State of the art technology has yielded an image with unprecedented detail of the recently located wreck of the Civil War blockade runner Agnes E. Fry. EMS Special Operations divers from the Charlotte Fire Department and sonar experts from Nautilus Marine Group (NMG) provided assistance to state archaeologists with the N.C. Department of Natural and Cultural Resources and the International Institute of Maritime Research to record the entire wreck site with a digital, sector scanning sonar.
"The use of the digital sector scanning sonar to make the acoustic images enabled us to detect objects not visible with the side scanning sonar we used to find the wreck," Deputy State Archaeologist Billy Ray Morris explained. Capt. J.D. Thomas of the Charlotte Fire Department Special Operations/EMS Command and a team of five search and rescue divers assisted the state's maritime archaeologists last week.
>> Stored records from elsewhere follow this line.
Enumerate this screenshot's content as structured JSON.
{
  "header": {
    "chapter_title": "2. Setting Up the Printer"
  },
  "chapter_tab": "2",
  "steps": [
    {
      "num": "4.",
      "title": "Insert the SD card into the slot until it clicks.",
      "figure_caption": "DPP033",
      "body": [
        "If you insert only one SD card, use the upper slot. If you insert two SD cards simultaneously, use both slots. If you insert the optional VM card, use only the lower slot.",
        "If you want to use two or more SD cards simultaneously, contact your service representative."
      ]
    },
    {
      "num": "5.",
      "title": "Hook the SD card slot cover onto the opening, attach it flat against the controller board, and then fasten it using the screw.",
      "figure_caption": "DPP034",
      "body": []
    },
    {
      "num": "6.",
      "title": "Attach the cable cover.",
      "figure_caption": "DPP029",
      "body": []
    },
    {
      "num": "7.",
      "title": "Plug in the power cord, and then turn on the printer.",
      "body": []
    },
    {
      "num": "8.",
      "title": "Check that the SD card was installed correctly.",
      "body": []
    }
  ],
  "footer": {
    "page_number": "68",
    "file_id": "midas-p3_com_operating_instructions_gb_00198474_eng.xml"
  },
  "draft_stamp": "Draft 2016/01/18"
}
The shipwreck was discovered Saturday, Feb. 27, during a search for the ships lost during the Union campaign to blockade the port of Wilmington during the Civil War. The wreck is the remains of one of the blockade running steamers used to penetrate the wall of Union naval vessels blocking the entrances to the Cape Fear River and the port of Wilmington. The goal of the Union blockade was to keep supplies from reaching the Confederacy through one of its most important ports and to prevent the export of cotton and other marketable items by the Southerners.
A very detailed sonar mosaic in extremely high resolution has been produced after post processing by NMG. Further analysis of the new sonar imagery will allow UAB archaeologists to create a research plan for further investigations of this well preserved blockade runner.
Difficult diving conditions on-site will compel the researchers to create a series of methodological approaches to continue exploration of the Agnes E. Fry wreck. The investigation of Agnes E. Fry is part of a major project is funded by the National Park Service through the American Battlefield Protection Program Grant.
In addition to personal items possibly left behind by the crew, an eye witness account of the vessel's loss clearly states that none of the ship's cargo was salvaged by the Confederate troops defending the entrances to the Cape Fear River. A deck light, a possible homemade knife handle and a coal sample have been recovered from the shipwreck. Agnes Fry was run aground on 27 December 1864.
For additional information, please call (910) 458-9042. The Underwater Archaeology Branch in the Office of State Archaeology is within the North Carolina Department of Natural and Cultural Resources.